When you visit Israel for the first time you see uniforms everywhere and you might mistake the many soldiers on the streets for police officers or private security guards. If you can tell them apart, you might even ask: “hey, aren’t they all doing the same thing?”
This is a common thought process and in many ways these different actors tend to be seen as one and the same and all part of an important national security effort to defend Israel and its population. However, when I started to talk to private security professionals in Israel, I was surprised by something that they kept on telling me. They told me that no matter how important it was that a security guard had been through military service, it was even more important to have him unlearn his military skills in order to for him to be able to learn new security-related skills. As a curious researcher, this made me very interested in the relationships between military identities and private security identities in Israel. Why was it so important to emphasize the differences between the soldier and the security guard, and what did it mean for those professionals?I realized that security actors in Israel go back and forth between these different identities, sometimes emphasizing their military careers and sometimes emphasizing how security work requires much more than just a military background. This back and forth takes place in a society that is very militarized, meaning that the military is not only materially present (it is commonplace to see soldiers in the streets and military vehicles on the road), but that “things military” seep into every corner of society and its members’ minds. This is because in Israeli society, completion of a (combat) military service is crucial in order to be seen as a “good citizen.”

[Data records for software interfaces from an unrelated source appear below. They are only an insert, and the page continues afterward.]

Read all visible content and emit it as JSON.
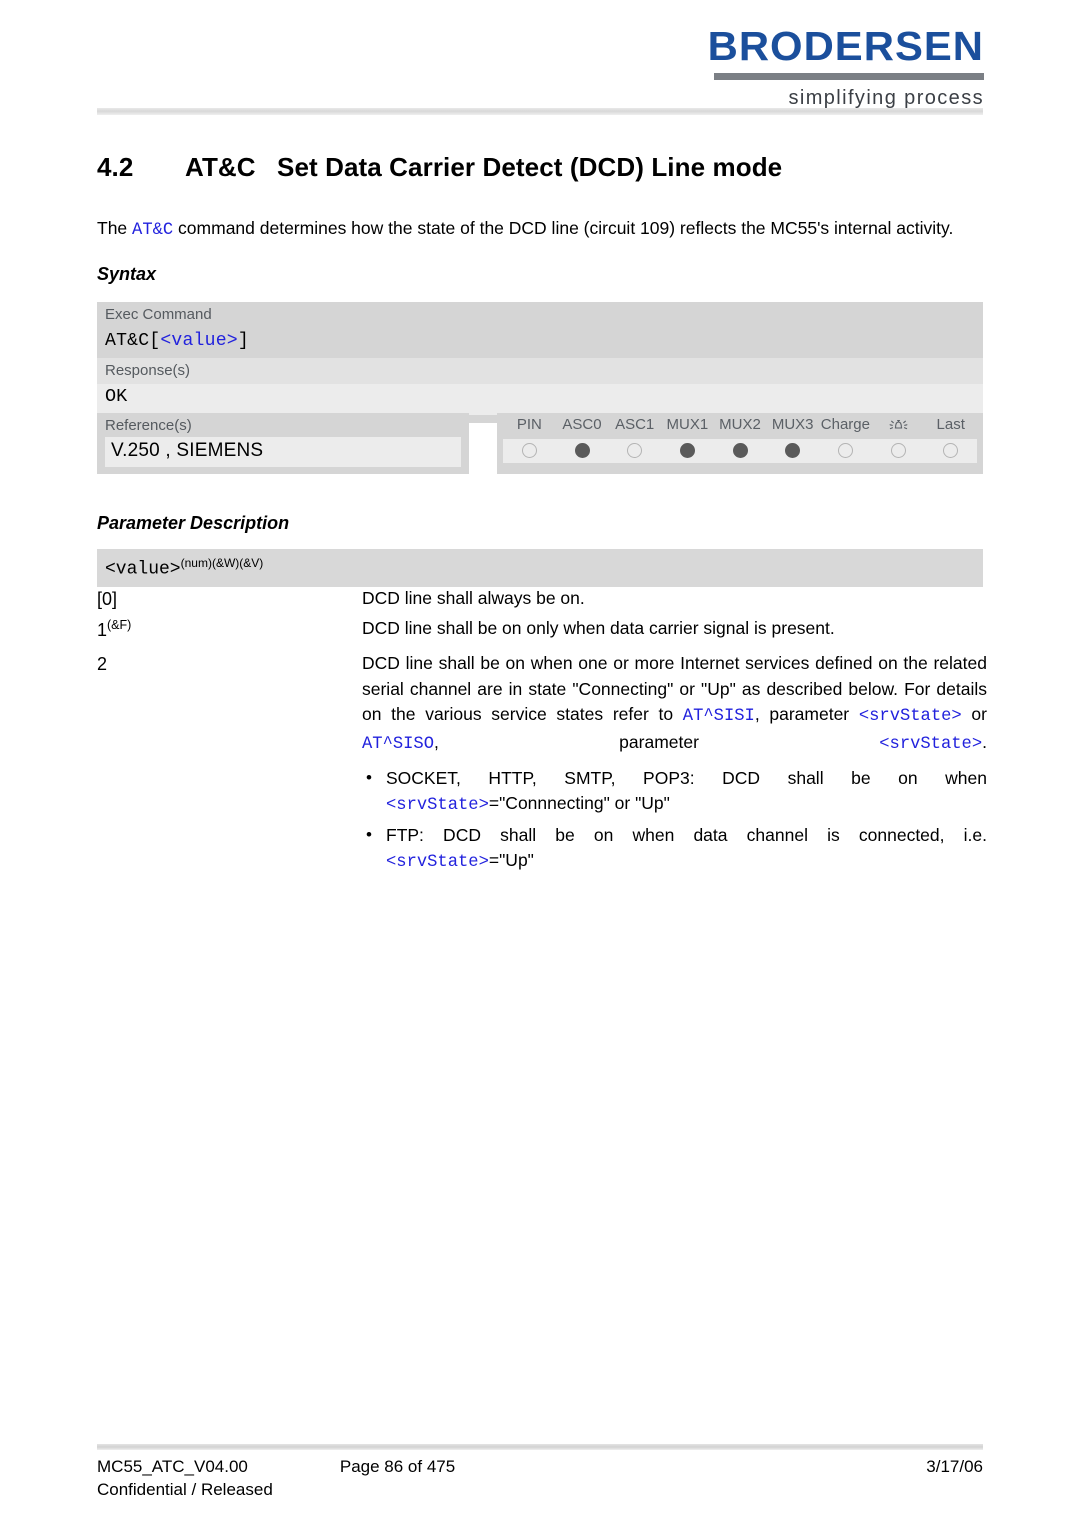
{
  "brand": {
    "name": "BRODERSEN",
    "tagline": "simplifying process",
    "color": "#1b4f9c"
  },
  "section": {
    "number": "4.2",
    "command": "AT&C",
    "title": "Set Data Carrier Detect (DCD) Line mode"
  },
  "intro": {
    "part1": "The ",
    "code": "AT&C",
    "part2": " command determines how the state of the DCD line (circuit 109) reflects the MC55's internal activity."
  },
  "headings": {
    "syntax": "Syntax",
    "parameter_description": "Parameter Description"
  },
  "syntax_table": {
    "exec_label": "Exec Command",
    "exec_command_prefix": "AT&C",
    "exec_command_bracket_open": "[",
    "exec_command_param": "<value>",
    "exec_command_bracket_close": "]",
    "response_label": "Response(s)",
    "response_value": "OK"
  },
  "references": {
    "label": "Reference(s)",
    "value": "V.250 , SIEMENS"
  },
  "pin_table": {
    "columns": [
      "PIN",
      "ASC0",
      "ASC1",
      "MUX1",
      "MUX2",
      "MUX3",
      "Charge",
      "alarm-icon",
      "Last"
    ],
    "alarm_column_index": 7,
    "states": [
      "off",
      "on",
      "off",
      "on",
      "on",
      "on",
      "off",
      "off",
      "off"
    ]
  },
  "parameter": {
    "name": "<value>",
    "superscript": "(num)(&W)(&V)",
    "rows": [
      {
        "key": "[0]",
        "key_sup": "",
        "text": "DCD line shall always be on."
      },
      {
        "key": "1",
        "key_sup": "(&F)",
        "text": "DCD line shall be on only when data carrier signal is present."
      },
      {
        "key": "2",
        "key_sup": "",
        "text_line1": "DCD line shall be on when one or more Internet services defined on the related serial channel are in state \"Connecting\" or \"Up\" as described below. For details on the various service states refer to ",
        "code1": "AT^SISI",
        "text_mid1": ", parameter ",
        "code2": "<srvState>",
        "text_mid2": " or ",
        "code3": "AT^SISO",
        "text_mid3": ", parameter ",
        "code4": "<srvState>",
        "text_end": "."
      }
    ],
    "bullets": [
      {
        "marker": "•",
        "line1": "SOCKET, HTTP, SMTP, POP3: DCD shall be on when",
        "code": "<srvState>",
        "line2": "=\"Connnecting\" or \"Up\""
      },
      {
        "marker": "•",
        "line1": "FTP: DCD shall be on when data channel is connected, i.e.",
        "code": "<srvState>",
        "line2": "=\"Up\""
      }
    ]
  },
  "footer": {
    "document_id": "MC55_ATC_V04.00",
    "page": "Page 86 of 475",
    "date": "3/17/06",
    "classification": "Confidential / Released"
  },
  "colors": {
    "code_blue": "#2222dd",
    "brand_blue": "#1b4f9c",
    "band_gray": "#d5d5d5",
    "light_gray": "#ececec"
  }
}
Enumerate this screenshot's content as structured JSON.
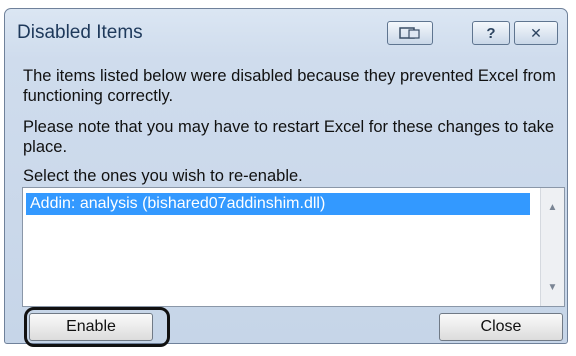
{
  "window": {
    "title": "Disabled Items"
  },
  "titlebar": {
    "restore_icon": "window-restore-icon",
    "help_label": "?",
    "close_label": "✕"
  },
  "message": {
    "line1": "The items listed below were disabled because they prevented Excel from functioning correctly.",
    "line2": "Please note that you may have to restart Excel for these changes to take place.",
    "line3": "Select the ones you wish to re-enable."
  },
  "list": {
    "items": [
      {
        "label": "Addin: analysis (bishared07addinshim.dll)",
        "selected": true
      }
    ]
  },
  "buttons": {
    "enable_label": "Enable",
    "close_label": "Close"
  },
  "colors": {
    "selection": "#3399ff",
    "frame": "#cfdced",
    "title_text": "#1e395b"
  }
}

When the military is so important for a society, former members of this institution, such as generals, officers and the like, need to show that they are still worthy. What I saw during my fieldwork was that private security professionals would emphasize that completing a military service was crucial for new recruits, but not for the reasons I expected. The military skills of shooting and patrolling, for example, were seen as not useful at all for good security work, in which other tactics were needed and different guns were used.
With all of this in mind, in my Open Access article I demonstrate how Israeli security professionals show us a new kind of militarism that is not solely dependent on a completed (high level) military career but also on (private) security skills. By emphasizing the added value of their work in the private sector, these actors can further secure their status in a militarized society like Israel. In this way we can understand more about how military service and security work- as well as the relationships between them- influence our societies in ways we might not be aware of.
 High level security guards are almost always men